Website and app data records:
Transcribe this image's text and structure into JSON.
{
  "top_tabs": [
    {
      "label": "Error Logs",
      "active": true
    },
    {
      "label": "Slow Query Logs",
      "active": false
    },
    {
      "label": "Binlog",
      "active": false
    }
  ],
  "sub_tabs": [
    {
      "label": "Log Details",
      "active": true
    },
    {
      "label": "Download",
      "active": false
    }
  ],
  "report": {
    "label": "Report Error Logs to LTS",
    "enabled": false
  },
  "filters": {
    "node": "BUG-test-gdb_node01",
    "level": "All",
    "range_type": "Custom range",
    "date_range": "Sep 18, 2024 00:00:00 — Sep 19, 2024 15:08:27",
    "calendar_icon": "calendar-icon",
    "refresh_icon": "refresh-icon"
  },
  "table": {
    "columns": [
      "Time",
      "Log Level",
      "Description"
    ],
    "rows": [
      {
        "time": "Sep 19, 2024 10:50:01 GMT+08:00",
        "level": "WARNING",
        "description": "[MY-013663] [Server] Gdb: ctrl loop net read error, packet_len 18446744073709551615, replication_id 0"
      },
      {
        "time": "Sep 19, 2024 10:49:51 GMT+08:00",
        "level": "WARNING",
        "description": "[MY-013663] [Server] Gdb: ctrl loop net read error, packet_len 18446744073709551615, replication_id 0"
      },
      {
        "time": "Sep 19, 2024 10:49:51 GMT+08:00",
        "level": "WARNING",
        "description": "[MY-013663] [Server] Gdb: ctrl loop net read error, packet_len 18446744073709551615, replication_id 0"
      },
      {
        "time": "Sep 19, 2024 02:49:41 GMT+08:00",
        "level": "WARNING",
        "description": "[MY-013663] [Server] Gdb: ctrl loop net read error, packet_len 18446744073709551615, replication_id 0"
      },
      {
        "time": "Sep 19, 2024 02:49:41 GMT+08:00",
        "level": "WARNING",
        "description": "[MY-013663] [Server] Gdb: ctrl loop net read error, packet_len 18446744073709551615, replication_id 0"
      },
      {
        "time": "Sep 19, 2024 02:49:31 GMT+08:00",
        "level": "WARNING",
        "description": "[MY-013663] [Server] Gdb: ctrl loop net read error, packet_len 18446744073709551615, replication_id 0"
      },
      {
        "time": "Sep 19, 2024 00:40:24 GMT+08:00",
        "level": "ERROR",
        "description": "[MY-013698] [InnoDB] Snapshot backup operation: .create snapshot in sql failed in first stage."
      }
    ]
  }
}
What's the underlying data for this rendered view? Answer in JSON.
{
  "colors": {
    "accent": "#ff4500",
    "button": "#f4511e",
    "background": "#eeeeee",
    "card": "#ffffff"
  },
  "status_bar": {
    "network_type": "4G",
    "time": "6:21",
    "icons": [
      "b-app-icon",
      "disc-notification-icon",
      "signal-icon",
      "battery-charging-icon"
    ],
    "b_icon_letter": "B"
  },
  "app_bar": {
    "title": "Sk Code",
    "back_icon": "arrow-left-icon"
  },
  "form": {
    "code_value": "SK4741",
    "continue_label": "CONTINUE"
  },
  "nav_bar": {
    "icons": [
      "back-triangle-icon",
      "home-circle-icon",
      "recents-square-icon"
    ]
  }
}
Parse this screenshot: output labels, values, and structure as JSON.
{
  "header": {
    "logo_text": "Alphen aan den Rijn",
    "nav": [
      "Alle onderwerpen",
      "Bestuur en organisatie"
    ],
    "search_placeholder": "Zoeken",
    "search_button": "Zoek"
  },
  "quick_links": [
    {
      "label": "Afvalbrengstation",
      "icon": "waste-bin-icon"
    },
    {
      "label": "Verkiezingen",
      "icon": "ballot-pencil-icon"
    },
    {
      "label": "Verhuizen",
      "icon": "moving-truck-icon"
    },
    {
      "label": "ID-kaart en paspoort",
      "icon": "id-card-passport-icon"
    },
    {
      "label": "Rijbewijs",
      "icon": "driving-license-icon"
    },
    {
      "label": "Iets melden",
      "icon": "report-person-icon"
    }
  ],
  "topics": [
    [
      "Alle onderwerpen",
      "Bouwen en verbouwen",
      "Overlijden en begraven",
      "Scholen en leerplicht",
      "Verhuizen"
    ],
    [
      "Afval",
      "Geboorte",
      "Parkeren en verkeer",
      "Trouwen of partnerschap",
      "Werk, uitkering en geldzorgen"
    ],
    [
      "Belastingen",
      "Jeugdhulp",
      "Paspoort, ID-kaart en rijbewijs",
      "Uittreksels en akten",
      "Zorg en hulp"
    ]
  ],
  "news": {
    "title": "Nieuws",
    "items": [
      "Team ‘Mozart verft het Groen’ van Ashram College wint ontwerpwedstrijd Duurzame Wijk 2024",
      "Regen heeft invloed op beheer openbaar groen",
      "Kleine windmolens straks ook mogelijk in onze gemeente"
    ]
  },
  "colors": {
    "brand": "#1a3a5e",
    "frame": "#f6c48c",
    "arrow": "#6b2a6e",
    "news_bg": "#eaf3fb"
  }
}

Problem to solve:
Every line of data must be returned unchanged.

Expected answer:
Transcribe this image's text and structure into JSON.
{
  "top_tabs": [
    {
      "label": "Error Logs",
      "active": true
    },
    {
      "label": "Slow Query Logs",
      "active": false
    },
    {
      "label": "Binlog",
      "active": false
    }
  ],
  "sub_tabs": [
    {
      "label": "Log Details",
      "active": true
    },
    {
      "label": "Download",
      "active": false
    }
  ],
  "report": {
    "label": "Report Error Logs to LTS",
    "enabled": false
  },
  "filters": {
    "node": "BUG-test-gdb_node01",
    "level": "All",
    "range_type": "Custom range",
    "date_range": "Sep 18, 2024 00:00:00 — Sep 19, 2024 15:08:27",
    "calendar_icon": "calendar-icon",
    "refresh_icon": "refresh-icon"
  },
  "table": {
    "columns": [
      "Time",
      "Log Level",
      "Description"
    ],
    "rows": [
      {
        "time": "Sep 19, 2024 10:50:01 GMT+08:00",
        "level": "WARNING",
        "description": "[MY-013663] [Server] Gdb: ctrl loop net read error, packet_len 18446744073709551615, replication_id 0"
      },
      {
        "time": "Sep 19, 2024 10:49:51 GMT+08:00",
        "level": "WARNING",
        "description": "[MY-013663] [Server] Gdb: ctrl loop net read error, packet_len 18446744073709551615, replication_id 0"
      },
      {
        "time": "Sep 19, 2024 10:49:51 GMT+08:00",
        "level": "WARNING",
        "description": "[MY-013663] [Server] Gdb: ctrl loop net read error, packet_len 18446744073709551615, replication_id 0"
      },
      {
        "time": "Sep 19, 2024 02:49:41 GMT+08:00",
        "level": "WARNING",
        "description": "[MY-013663] [Server] Gdb: ctrl loop net read error, packet_len 18446744073709551615, replication_id 0"
      },
      {
        "time": "Sep 19, 2024 02:49:41 GMT+08:00",
        "level": "WARNING",
        "description": "[MY-013663] [Server] Gdb: ctrl loop net read error, packet_len 18446744073709551615, replication_id 0"
      },
      {
        "time": "Sep 19, 2024 02:49:31 GMT+08:00",
        "level": "WARNING",
        "description": "[MY-013663] [Server] Gdb: ctrl loop net read error, packet_len 18446744073709551615, replication_id 0"
      },
      {
        "time": "Sep 19, 2024 00:40:24 GMT+08:00",
        "level": "ERROR",
        "description": "[MY-013698] [InnoDB] Snapshot backup operation: .create snapshot in sql failed in first stage."
      }
    ]
  }
}
What's the underlying data for this rendered view? Answer in JSON.
{
  "colors": {
    "accent": "#ff4500",
    "button": "#f4511e",
    "background": "#eeeeee",
    "card": "#ffffff"
  },
  "status_bar": {
    "network_type": "4G",
    "time": "6:21",
    "icons": [
      "b-app-icon",
      "disc-notification-icon",
      "signal-icon",
      "battery-charging-icon"
    ],
    "b_icon_letter": "B"
  },
  "app_bar": {
    "title": "Sk Code",
    "back_icon": "arrow-left-icon"
  },
  "form": {
    "code_value": "SK4741",
    "continue_label": "CONTINUE"
  },
  "nav_bar": {
    "icons": [
      "back-triangle-icon",
      "home-circle-icon",
      "recents-square-icon"
    ]
  }
}
Parse this screenshot: output labels, values, and structure as JSON.
{
  "header": {
    "logo_text": "Alphen aan den Rijn",
    "nav": [
      "Alle onderwerpen",
      "Bestuur en organisatie"
    ],
    "search_placeholder": "Zoeken",
    "search_button": "Zoek"
  },
  "quick_links": [
    {
      "label": "Afvalbrengstation",
      "icon": "waste-bin-icon"
    },
    {
      "label": "Verkiezingen",
      "icon": "ballot-pencil-icon"
    },
    {
      "label": "Verhuizen",
      "icon": "moving-truck-icon"
    },
    {
      "label": "ID-kaart en paspoort",
      "icon": "id-card-passport-icon"
    },
    {
      "label": "Rijbewijs",
      "icon": "driving-license-icon"
    },
    {
      "label": "Iets melden",
      "icon": "report-person-icon"
    }
  ],
  "topics": [
    [
      "Alle onderwerpen",
      "Bouwen en verbouwen",
      "Overlijden en begraven",
      "Scholen en leerplicht",
      "Verhuizen"
    ],
    [
      "Afval",
      "Geboorte",
      "Parkeren en verkeer",
      "Trouwen of partnerschap",
      "Werk, uitkering en geldzorgen"
    ],
    [
      "Belastingen",
      "Jeugdhulp",
      "Paspoort, ID-kaart en rijbewijs",
      "Uittreksels en akten",
      "Zorg en hulp"
    ]
  ],
  "news": {
    "title": "Nieuws",
    "items": [
      "Team ‘Mozart verft het Groen’ van Ashram College wint ontwerpwedstrijd Duurzame Wijk 2024",
      "Regen heeft invloed op beheer openbaar groen",
      "Kleine windmolens straks ook mogelijk in onze gemeente"
    ]
  },
  "colors": {
    "brand": "#1a3a5e",
    "frame": "#f6c48c",
    "arrow": "#6b2a6e",
    "news_bg": "#eaf3fb"
  }
}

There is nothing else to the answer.